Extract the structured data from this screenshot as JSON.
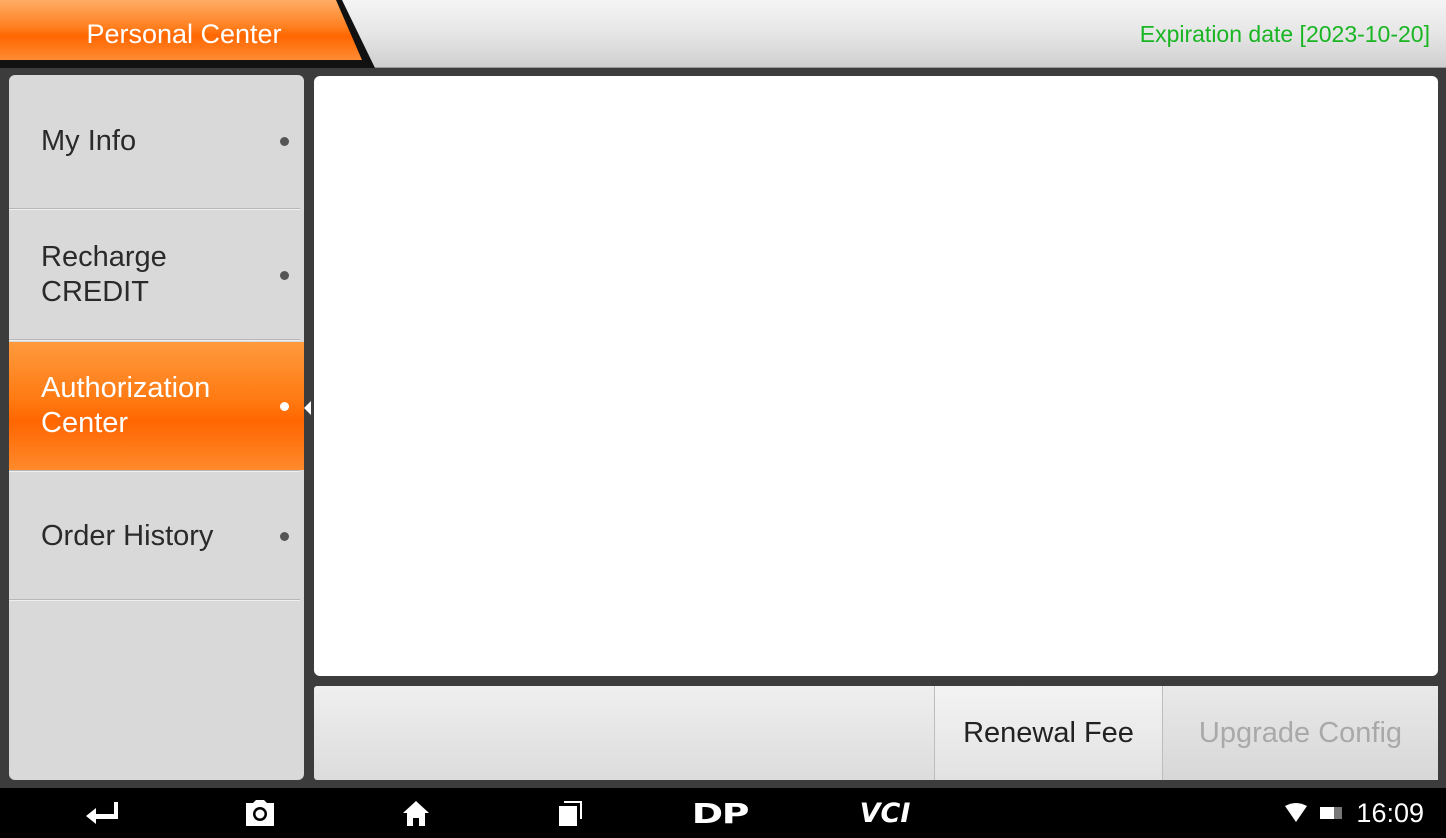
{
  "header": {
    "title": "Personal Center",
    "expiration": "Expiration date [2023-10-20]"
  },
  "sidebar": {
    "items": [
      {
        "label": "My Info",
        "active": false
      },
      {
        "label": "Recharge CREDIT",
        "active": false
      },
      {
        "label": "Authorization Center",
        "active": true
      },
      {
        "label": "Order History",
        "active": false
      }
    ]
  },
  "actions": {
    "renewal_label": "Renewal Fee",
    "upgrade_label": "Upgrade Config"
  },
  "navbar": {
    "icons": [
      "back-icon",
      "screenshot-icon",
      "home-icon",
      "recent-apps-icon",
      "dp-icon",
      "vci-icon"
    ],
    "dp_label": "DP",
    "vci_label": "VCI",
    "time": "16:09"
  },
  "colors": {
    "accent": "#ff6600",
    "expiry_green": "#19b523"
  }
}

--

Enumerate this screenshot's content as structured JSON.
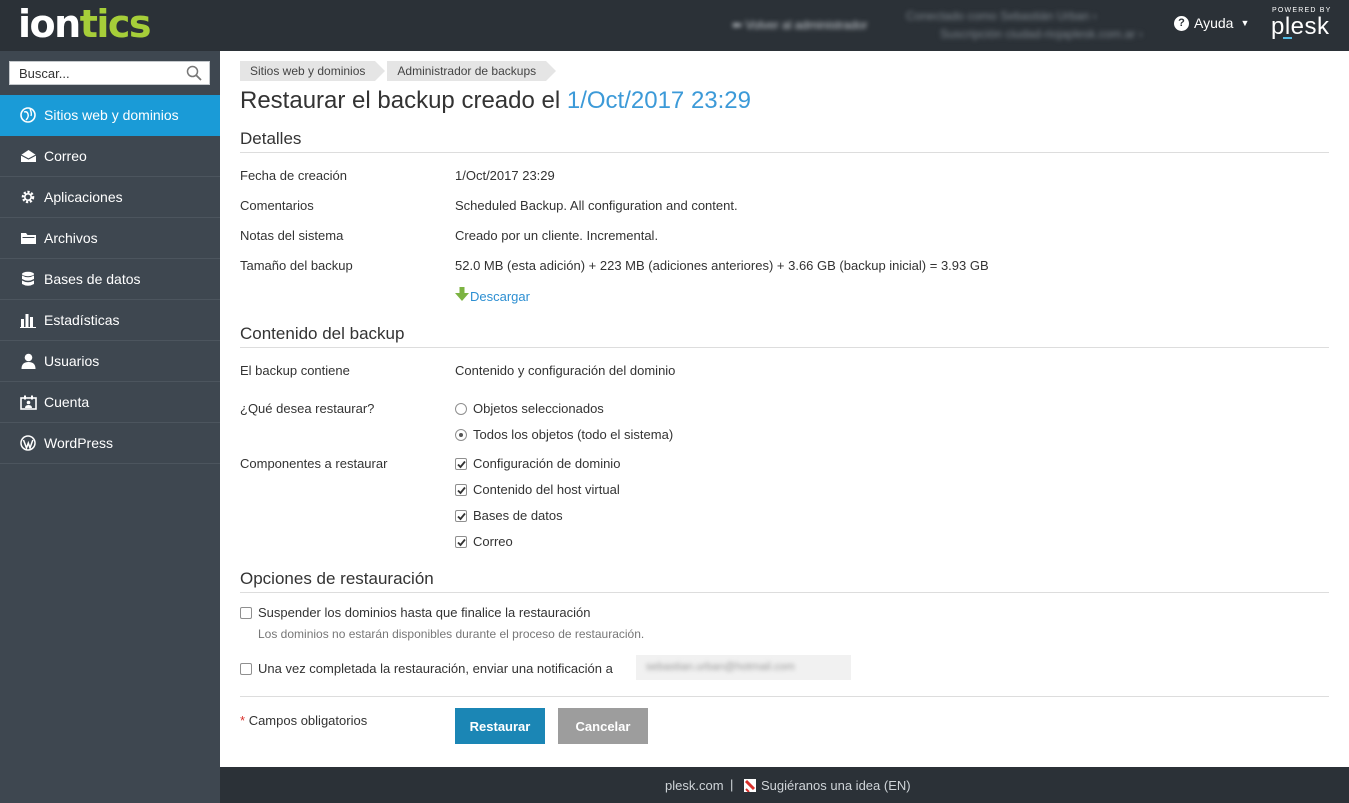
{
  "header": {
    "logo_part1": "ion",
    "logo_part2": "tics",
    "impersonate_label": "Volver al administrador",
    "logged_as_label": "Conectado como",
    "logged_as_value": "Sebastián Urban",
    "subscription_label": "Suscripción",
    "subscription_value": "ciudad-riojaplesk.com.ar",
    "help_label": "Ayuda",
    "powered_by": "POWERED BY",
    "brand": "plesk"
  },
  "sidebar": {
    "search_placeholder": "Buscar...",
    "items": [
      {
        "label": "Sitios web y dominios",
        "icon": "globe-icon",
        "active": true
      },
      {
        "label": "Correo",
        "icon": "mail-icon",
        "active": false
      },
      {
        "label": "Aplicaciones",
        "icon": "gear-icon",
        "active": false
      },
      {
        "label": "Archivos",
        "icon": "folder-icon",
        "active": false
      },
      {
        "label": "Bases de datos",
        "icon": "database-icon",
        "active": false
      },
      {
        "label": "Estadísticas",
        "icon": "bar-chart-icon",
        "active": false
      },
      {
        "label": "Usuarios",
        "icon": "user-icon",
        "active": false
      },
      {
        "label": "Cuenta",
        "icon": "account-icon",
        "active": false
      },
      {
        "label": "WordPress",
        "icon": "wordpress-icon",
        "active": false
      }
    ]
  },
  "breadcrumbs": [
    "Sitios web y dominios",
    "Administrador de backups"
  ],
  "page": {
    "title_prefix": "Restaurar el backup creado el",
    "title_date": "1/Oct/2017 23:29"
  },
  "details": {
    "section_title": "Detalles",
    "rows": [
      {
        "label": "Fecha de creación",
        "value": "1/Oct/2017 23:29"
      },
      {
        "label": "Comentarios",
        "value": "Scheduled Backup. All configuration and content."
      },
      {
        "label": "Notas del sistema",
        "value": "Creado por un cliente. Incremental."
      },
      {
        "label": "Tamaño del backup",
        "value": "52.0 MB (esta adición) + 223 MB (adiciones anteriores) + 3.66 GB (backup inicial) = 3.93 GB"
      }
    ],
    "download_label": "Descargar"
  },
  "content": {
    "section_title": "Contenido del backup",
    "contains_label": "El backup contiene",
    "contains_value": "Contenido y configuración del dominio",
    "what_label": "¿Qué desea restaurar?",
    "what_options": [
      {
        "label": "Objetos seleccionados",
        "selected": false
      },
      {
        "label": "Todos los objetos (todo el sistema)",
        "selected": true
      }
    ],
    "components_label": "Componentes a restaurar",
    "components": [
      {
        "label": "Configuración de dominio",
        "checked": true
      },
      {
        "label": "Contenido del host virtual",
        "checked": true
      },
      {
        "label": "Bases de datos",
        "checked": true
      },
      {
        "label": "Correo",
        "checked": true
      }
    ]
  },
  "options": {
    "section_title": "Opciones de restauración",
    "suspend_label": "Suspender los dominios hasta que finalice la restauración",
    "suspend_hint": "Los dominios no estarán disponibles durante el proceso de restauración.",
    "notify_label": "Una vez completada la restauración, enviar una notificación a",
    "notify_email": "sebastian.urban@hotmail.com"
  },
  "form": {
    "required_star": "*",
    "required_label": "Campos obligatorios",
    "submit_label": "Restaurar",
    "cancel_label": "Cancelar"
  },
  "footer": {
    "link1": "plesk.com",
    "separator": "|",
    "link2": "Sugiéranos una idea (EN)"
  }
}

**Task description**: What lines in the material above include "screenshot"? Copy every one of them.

**Result below**:
Extract the structured data from this screenshot as JSON.
      "screenshot-icon",
Enumerate this screenshot's content as structured JSON.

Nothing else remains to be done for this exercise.